After that last public rejection, some voices around the club began calling for Madrid to move on from Mbappé. But the reality is that this is a player who is simply too good to cross off your wishlist, especially given Madrid’s need for an elite forward since the departure of Karim Benzema in 2023. This season, they’ve done well without one — Vinicius, Rodrygo, Bellingham, Joselu and Brahim Díaz have all contributed with 43 league goals between them — but in the long term, a club like Madrid needs an Mbappé, or an Erling Haaland, in order to achieve its lofty goals on multiple fronts.

This time around, Madrid were determined to avoid the mistakes of 2022, when the Mbappé situation was allowed to drag on until May before going PSG’s way. Real Madrid could also negotiate from a position of strength, given the way this team has progressed and impressed in the interim. When they made Mbappé a contract offer last month, they were quietly confident that the player would accept, believing they had done all they could. Little persuasion was required: Mbappé knows what Real Madrid represents, and what the club can do for his career. The shape of the team right now also makes them an even more attractive proposition; this time, there would be no abrupt change of plans.

Once the small print on Mbappé’s Madrid contract has been agreed on, the next step will be managing how and when the deal is made official. Madrid can then begin preparations for a blockbuster player presentation this summer — arguably the biggest unveiling the club has had since Cristiano Ronaldo arrived in 2009 — befitting of Mbappé’s status as the world’s best.

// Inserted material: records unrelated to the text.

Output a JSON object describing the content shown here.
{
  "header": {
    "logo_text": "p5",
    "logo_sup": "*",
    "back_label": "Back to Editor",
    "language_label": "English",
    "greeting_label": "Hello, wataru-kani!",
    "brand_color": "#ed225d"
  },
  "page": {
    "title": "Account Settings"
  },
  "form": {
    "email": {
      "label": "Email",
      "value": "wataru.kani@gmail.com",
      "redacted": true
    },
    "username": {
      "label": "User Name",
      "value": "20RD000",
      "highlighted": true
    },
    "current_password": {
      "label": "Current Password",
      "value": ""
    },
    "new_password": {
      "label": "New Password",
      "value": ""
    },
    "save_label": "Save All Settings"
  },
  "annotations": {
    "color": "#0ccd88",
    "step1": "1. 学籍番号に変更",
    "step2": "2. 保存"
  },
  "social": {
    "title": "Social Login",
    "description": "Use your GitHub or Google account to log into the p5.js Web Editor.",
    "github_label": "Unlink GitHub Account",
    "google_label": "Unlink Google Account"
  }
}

Recent presentations — even Bellingham’s — have taken place behind closed doors at the training ground, given the construction work at the Bernabeu. For Mbappé, Madrid will be tempted to open up the stadium, looking to match the 85,000 fans who had welcomed Ronaldo 15 years earlier. After that, the real work begins of integrating Mbappé into this Real Madrid side.

Some people have questioned how Mbappé and Vinicius Junior — one of Madrid’s biggest stars, along with Bellingham — can co-exist in the same starting XI. It’s true that both players tend to operate as left-sided forwards, but Madrid coach Carlo Ancelotti has worked hard to add variety to Vini Jr’s game this season, asking him to spend more time on the inside, operating in smaller spaces, as part of a front two.

That’s one possible solution. Another has been tried in recent weeks, when Ancelotti returned to playing Vinicius and Rodrygo out wide, both hugging the touchline, with Bellingham operating centrally. It’s a front-three structure that could comfortably accommodate Mbappé in any of those positions.

Nobody really doubts that every effort will be made to optimize things for both Mbappé and Vini Jr given their quality and profile, but there’s a bigger question mark around 23-year-old Rodrygo. An outstanding player who hasn’t yet reached his ceiling, he hasn’t always been happy with his game time, and that would surely be reduced further with Mbappé added to the mix.

There might be fewer opportunities for Brahim Diaz too, who has excelled in a supporting role this season. And there’s the summer arrival of Endrick to consider. But struggling to fit all of your exciting attacking talent into one team is a luxury problem and if any coach can deal with it, it’s Ancelotti. — Kirkland